A different class: Hasselblad Flextight X1 and X5 scanners
Or you can hunt around eBay for an old scanner; that's how I picked up my Canon FS-4000. If you have a PC with a SCSI port, you may be able to grab a bargain scanner that few others can make use of.
Since most of us share photos online, scanning is all you need to do to bridge the analogue-digital divide. You can share photos online via Flickr, Facebook, 500px or your other favourite site. If you have a flatbed scanner already, it's worth checking to see if it has a film adaptor – you may already have all you need.
Colour me bad
If you do want prints from a few select images, again you can order those online from a variety of places if you want colour.

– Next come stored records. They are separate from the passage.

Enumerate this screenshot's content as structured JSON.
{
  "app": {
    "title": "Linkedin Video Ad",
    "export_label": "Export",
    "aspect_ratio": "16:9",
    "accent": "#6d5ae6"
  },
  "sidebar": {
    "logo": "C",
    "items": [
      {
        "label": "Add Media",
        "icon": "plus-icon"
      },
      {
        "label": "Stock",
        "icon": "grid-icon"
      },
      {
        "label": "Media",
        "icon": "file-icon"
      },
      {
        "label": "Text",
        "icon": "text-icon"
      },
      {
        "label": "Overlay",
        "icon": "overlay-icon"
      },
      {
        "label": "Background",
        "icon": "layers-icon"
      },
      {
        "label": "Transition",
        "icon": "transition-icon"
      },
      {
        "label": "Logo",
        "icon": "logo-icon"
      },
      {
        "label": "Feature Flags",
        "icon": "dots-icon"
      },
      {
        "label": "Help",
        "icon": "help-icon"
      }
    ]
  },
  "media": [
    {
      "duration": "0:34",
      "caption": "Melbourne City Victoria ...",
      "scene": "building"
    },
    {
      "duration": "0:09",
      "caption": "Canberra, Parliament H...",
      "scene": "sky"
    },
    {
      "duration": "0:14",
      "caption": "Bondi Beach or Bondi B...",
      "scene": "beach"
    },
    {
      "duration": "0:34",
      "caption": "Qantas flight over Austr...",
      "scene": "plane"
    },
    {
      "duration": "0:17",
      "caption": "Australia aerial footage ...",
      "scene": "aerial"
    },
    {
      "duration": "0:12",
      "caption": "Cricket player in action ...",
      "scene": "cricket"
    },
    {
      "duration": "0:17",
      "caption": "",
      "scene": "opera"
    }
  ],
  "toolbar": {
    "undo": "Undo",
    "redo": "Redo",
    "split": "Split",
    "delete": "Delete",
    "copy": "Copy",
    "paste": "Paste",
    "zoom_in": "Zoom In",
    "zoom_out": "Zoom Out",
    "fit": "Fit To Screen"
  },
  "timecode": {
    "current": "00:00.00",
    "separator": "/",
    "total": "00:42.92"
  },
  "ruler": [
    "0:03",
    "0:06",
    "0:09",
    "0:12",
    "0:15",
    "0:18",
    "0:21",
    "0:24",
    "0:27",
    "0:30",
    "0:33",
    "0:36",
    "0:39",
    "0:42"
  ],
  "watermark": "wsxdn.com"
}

You can of course send a black and white image to a colour print service, but if you want the real thing, Ilford Labs will do prints up to 50x50 inches on black and white photographic paper, from either negatives or high resolution scans. I've had a few of these done myself, and the results can be excellent.
This kitten was developed using a mixture of Nescafé and soda crystals (not the actual kitten)
You can, of course, learn how to make your own prints from negatives. These days, it's not unusual to see enlargers going for ridiculously low prices on eBay, but you'll need to set up a proper darkroom to do it, or find one nearby. Paterson still make enlargers and a range of chemicals, so if you fancy a one-stop-shop it's worth checking out.
You'll need the enlarger, a timer, safelights, trays and so on. If you want to make things as painless as possible, an exposure meter is handy, and those too can be tracked down online. Without one, you can simply make test exposures – again the Ilford site has a handy tutorial.
Harman, owner of Ilford, has a site called Local Darkroom to help you track one down. Many community darkrooms also offer courses, too.
Frankly though, unless you're creating prints regularly, scanning your negatives is probably the best solution for most people.
This pack of chemicals contains everything you need to get started, for under £30
All too often, people think of analogue photography these days in terms of cross-processing, cheap plastic cameras where a light leak is sold as part of it's charm, and hunting down expired film to see what effects it produces.
Sure, you can do that. But you can also take great photos, using some fantastic films, and develop them yourself. To be honest, one reason I started doing this was because I simply couldn't afford a digital camera that would work with the lenses I had for my old FG-20.
Once I realised how simple it was to process film at home, I decided to do that too.
Royal Mail price rises inspired me to learn colour processing. And thanks to some of the useful apps available, I can do most of what I'd do with a digital camera.
I can't fire off hundreds of shots in an afternoon, and I have to wait for the results. But the end result is all my own.
Tate Britain Salt and Silver exhibition om show until 7th June 2015
So, why don't you dig out that old camera from the back of the cupboard? Pick up a few rolls of black and white film, a developing tank and some chemicals. That's all you need to get started, and it will set you back under £50.
But if that all sounds too much like hard work you might prefer instead to see how early photography, erm, mmmm, developed at Tate Britain where it has recently opened a new exhibition called Salt and Silver. ®